## ACTIVITY
Only the pictures are to be dropped; the rest of the data below is to be duplicated exactly.

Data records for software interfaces
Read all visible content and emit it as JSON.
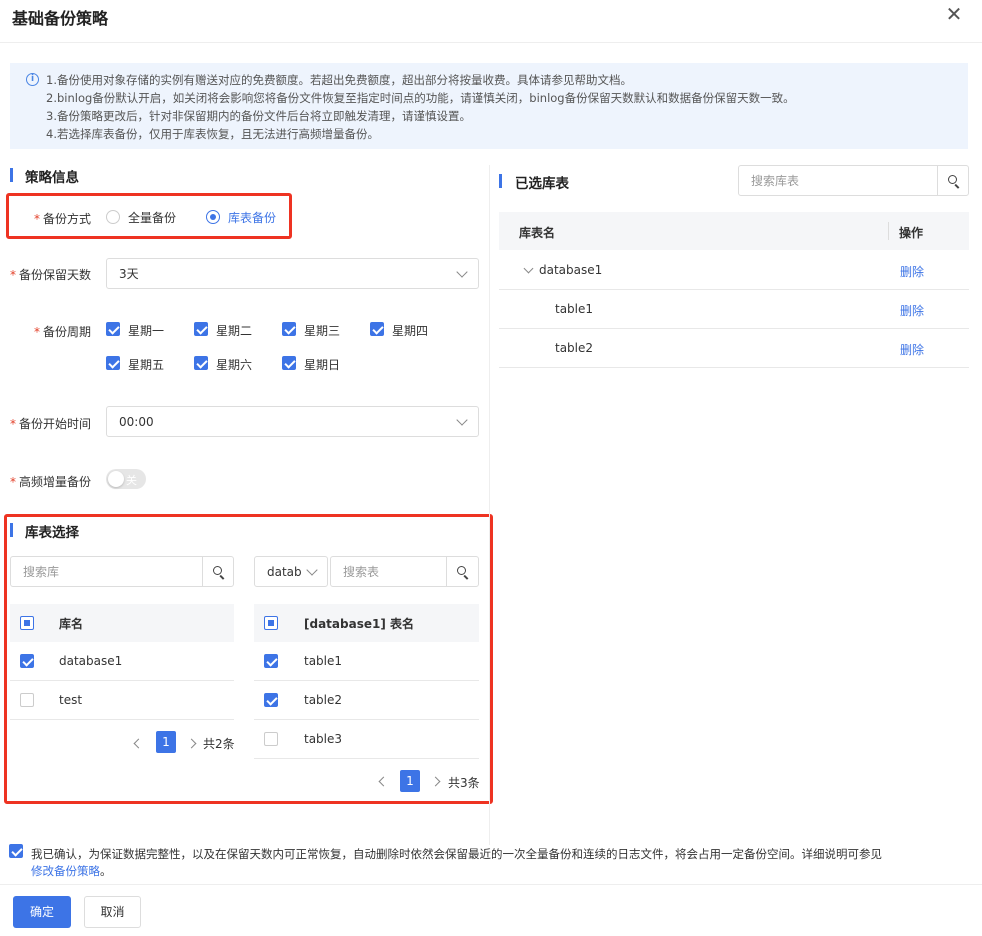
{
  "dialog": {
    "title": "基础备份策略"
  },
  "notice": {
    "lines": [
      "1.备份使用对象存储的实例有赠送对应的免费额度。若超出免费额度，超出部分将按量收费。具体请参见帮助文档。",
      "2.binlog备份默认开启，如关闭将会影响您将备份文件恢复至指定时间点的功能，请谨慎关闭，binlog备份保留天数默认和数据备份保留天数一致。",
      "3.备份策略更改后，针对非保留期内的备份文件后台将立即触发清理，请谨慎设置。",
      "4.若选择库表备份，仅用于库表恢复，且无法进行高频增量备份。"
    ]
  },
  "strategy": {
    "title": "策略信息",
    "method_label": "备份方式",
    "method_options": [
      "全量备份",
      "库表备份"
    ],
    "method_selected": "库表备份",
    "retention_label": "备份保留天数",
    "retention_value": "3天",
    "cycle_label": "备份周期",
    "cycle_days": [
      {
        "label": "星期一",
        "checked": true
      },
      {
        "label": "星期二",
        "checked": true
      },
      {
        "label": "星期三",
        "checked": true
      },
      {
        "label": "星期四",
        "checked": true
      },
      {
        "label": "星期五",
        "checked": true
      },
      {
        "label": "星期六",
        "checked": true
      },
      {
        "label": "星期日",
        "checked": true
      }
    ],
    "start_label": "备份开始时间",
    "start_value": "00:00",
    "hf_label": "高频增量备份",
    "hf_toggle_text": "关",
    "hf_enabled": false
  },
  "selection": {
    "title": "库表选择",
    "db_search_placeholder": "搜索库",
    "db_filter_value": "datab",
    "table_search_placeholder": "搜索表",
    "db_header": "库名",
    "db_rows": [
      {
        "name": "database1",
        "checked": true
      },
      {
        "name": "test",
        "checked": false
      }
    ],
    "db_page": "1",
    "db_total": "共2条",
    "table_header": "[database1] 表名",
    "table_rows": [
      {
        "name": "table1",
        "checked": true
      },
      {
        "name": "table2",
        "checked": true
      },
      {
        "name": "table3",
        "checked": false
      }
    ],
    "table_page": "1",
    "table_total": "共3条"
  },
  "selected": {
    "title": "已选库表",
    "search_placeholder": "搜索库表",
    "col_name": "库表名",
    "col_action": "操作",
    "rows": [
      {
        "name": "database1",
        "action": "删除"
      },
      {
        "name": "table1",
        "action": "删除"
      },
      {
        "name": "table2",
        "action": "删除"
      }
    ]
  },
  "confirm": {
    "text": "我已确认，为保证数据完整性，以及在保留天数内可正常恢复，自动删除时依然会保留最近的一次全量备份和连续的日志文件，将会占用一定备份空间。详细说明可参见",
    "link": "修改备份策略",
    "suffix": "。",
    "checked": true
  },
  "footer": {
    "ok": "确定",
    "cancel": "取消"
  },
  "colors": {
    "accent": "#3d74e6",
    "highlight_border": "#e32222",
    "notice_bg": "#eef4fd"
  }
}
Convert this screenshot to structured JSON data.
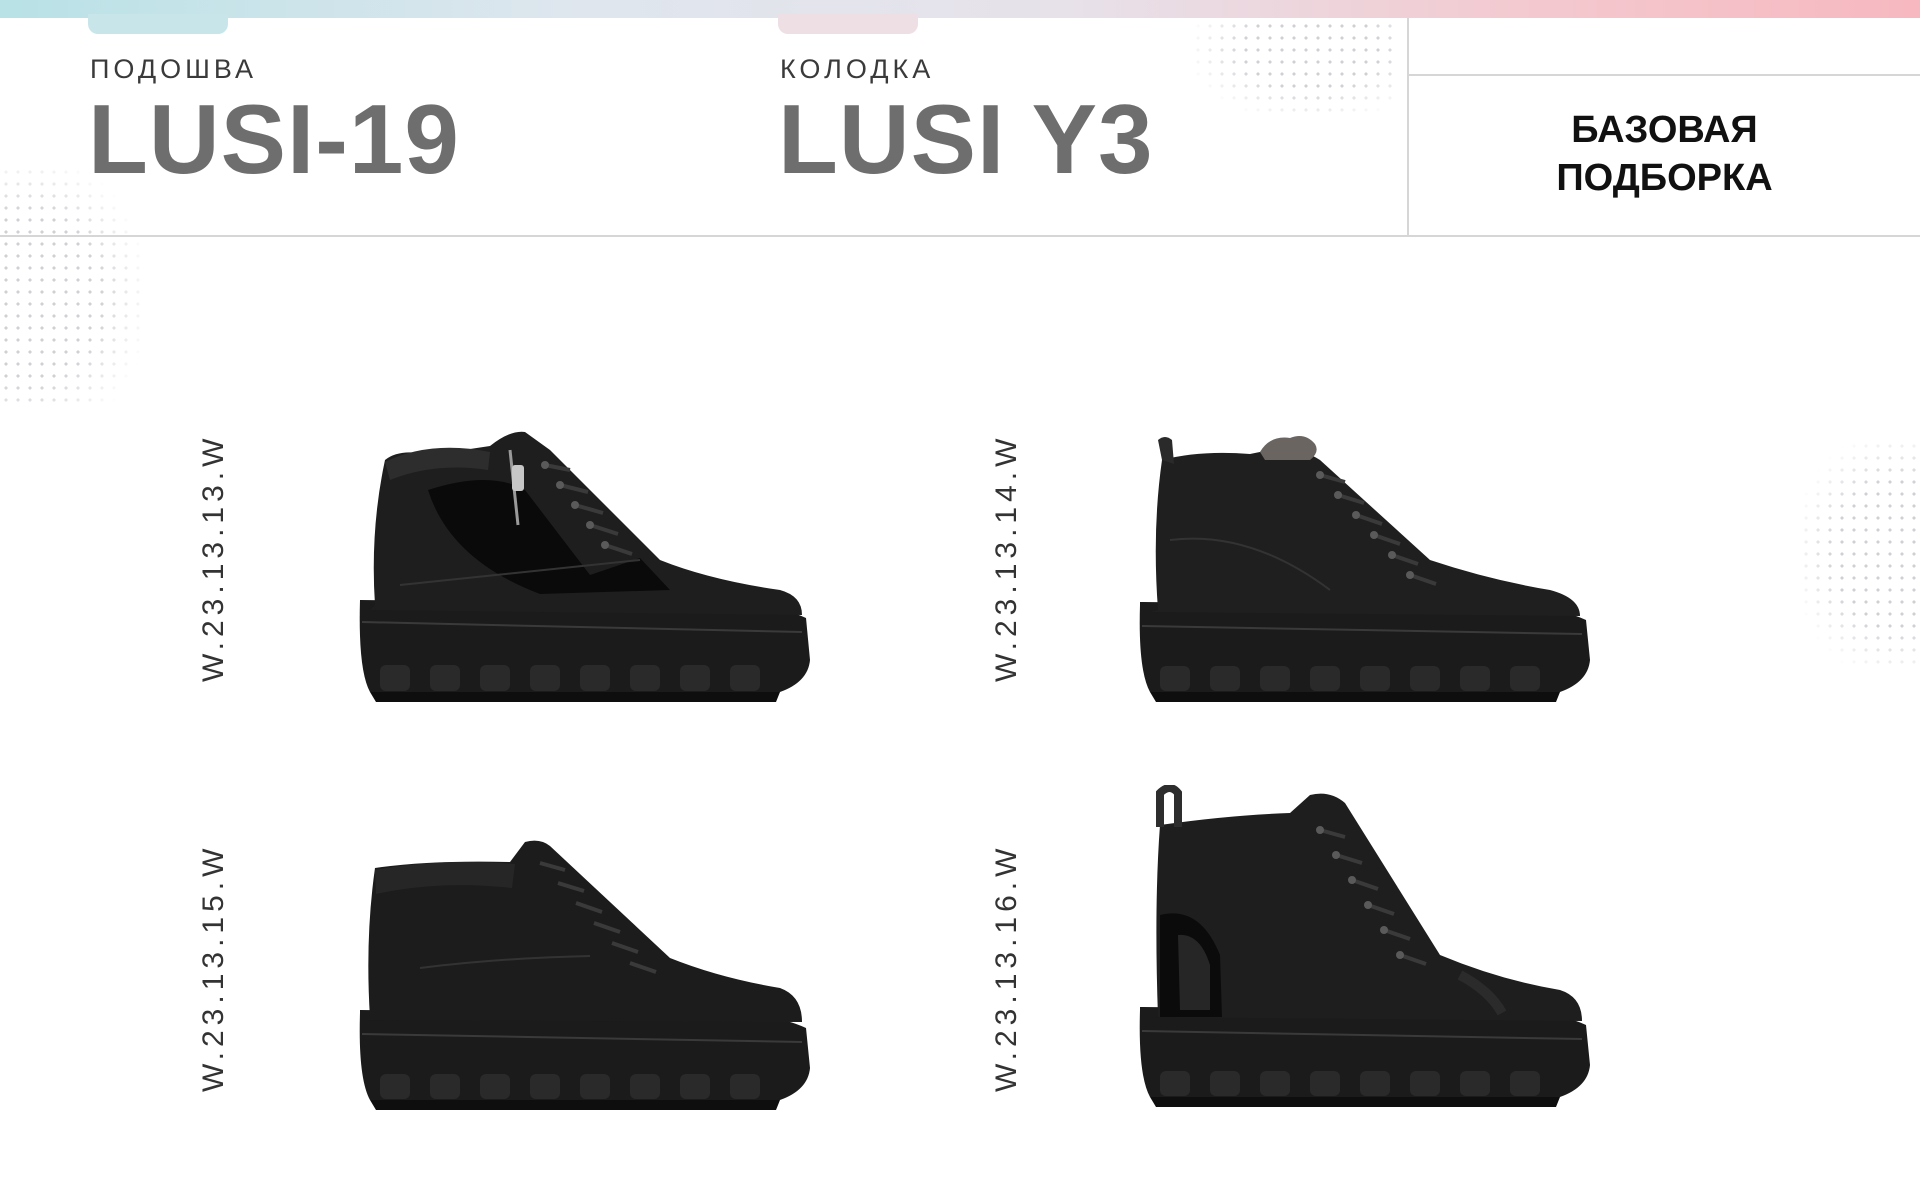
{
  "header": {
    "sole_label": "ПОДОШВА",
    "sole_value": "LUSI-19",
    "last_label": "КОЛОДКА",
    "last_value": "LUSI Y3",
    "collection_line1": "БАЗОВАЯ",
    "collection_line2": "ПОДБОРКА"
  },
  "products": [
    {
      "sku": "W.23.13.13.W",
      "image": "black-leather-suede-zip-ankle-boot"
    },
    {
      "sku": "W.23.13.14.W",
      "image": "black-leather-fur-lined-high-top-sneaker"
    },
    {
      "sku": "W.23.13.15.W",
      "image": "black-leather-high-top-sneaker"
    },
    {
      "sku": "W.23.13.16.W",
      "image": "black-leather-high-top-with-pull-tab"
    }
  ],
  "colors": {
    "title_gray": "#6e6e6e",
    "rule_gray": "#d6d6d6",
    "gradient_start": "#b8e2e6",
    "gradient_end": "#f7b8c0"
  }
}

## TASK OUTPUT
Read all visible content and emit it as JSON.
{
  "dialog": {
    "title": "基础备份策略"
  },
  "notice": {
    "lines": [
      "1.备份使用对象存储的实例有赠送对应的免费额度。若超出免费额度，超出部分将按量收费。具体请参见帮助文档。",
      "2.binlog备份默认开启，如关闭将会影响您将备份文件恢复至指定时间点的功能，请谨慎关闭，binlog备份保留天数默认和数据备份保留天数一致。",
      "3.备份策略更改后，针对非保留期内的备份文件后台将立即触发清理，请谨慎设置。",
      "4.若选择库表备份，仅用于库表恢复，且无法进行高频增量备份。"
    ]
  },
  "strategy": {
    "title": "策略信息",
    "method_label": "备份方式",
    "method_options": [
      "全量备份",
      "库表备份"
    ],
    "method_selected": "库表备份",
    "retention_label": "备份保留天数",
    "retention_value": "3天",
    "cycle_label": "备份周期",
    "cycle_days": [
      {
        "label": "星期一",
        "checked": true
      },
      {
        "label": "星期二",
        "checked": true
      },
      {
        "label": "星期三",
        "checked": true
      },
      {
        "label": "星期四",
        "checked": true
      },
      {
        "label": "星期五",
        "checked": true
      },
      {
        "label": "星期六",
        "checked": true
      },
      {
        "label": "星期日",
        "checked": true
      }
    ],
    "start_label": "备份开始时间",
    "start_value": "00:00",
    "hf_label": "高频增量备份",
    "hf_toggle_text": "关",
    "hf_enabled": false
  },
  "selection": {
    "title": "库表选择",
    "db_search_placeholder": "搜索库",
    "db_filter_value": "datab",
    "table_search_placeholder": "搜索表",
    "db_header": "库名",
    "db_rows": [
      {
        "name": "database1",
        "checked": true
      },
      {
        "name": "test",
        "checked": false
      }
    ],
    "db_page": "1",
    "db_total": "共2条",
    "table_header": "[database1] 表名",
    "table_rows": [
      {
        "name": "table1",
        "checked": true
      },
      {
        "name": "table2",
        "checked": true
      },
      {
        "name": "table3",
        "checked": false
      }
    ],
    "table_page": "1",
    "table_total": "共3条"
  },
  "selected": {
    "title": "已选库表",
    "search_placeholder": "搜索库表",
    "col_name": "库表名",
    "col_action": "操作",
    "rows": [
      {
        "name": "database1",
        "action": "删除"
      },
      {
        "name": "table1",
        "action": "删除"
      },
      {
        "name": "table2",
        "action": "删除"
      }
    ]
  },
  "confirm": {
    "text": "我已确认，为保证数据完整性，以及在保留天数内可正常恢复，自动删除时依然会保留最近的一次全量备份和连续的日志文件，将会占用一定备份空间。详细说明可参见",
    "link": "修改备份策略",
    "suffix": "。",
    "checked": true
  },
  "footer": {
    "ok": "确定",
    "cancel": "取消"
  },
  "colors": {
    "accent": "#3d74e6",
    "highlight_border": "#e32222",
    "notice_bg": "#eef4fd"
  }
}
Convert this screenshot to structured JSON data.
{
  "header": {
    "sole_label": "ПОДОШВА",
    "sole_value": "LUSI-19",
    "last_label": "КОЛОДКА",
    "last_value": "LUSI Y3",
    "collection_line1": "БАЗОВАЯ",
    "collection_line2": "ПОДБОРКА"
  },
  "products": [
    {
      "sku": "W.23.13.13.W",
      "image": "black-leather-suede-zip-ankle-boot"
    },
    {
      "sku": "W.23.13.14.W",
      "image": "black-leather-fur-lined-high-top-sneaker"
    },
    {
      "sku": "W.23.13.15.W",
      "image": "black-leather-high-top-sneaker"
    },
    {
      "sku": "W.23.13.16.W",
      "image": "black-leather-high-top-with-pull-tab"
    }
  ],
  "colors": {
    "title_gray": "#6e6e6e",
    "rule_gray": "#d6d6d6",
    "gradient_start": "#b8e2e6",
    "gradient_end": "#f7b8c0"
  }
}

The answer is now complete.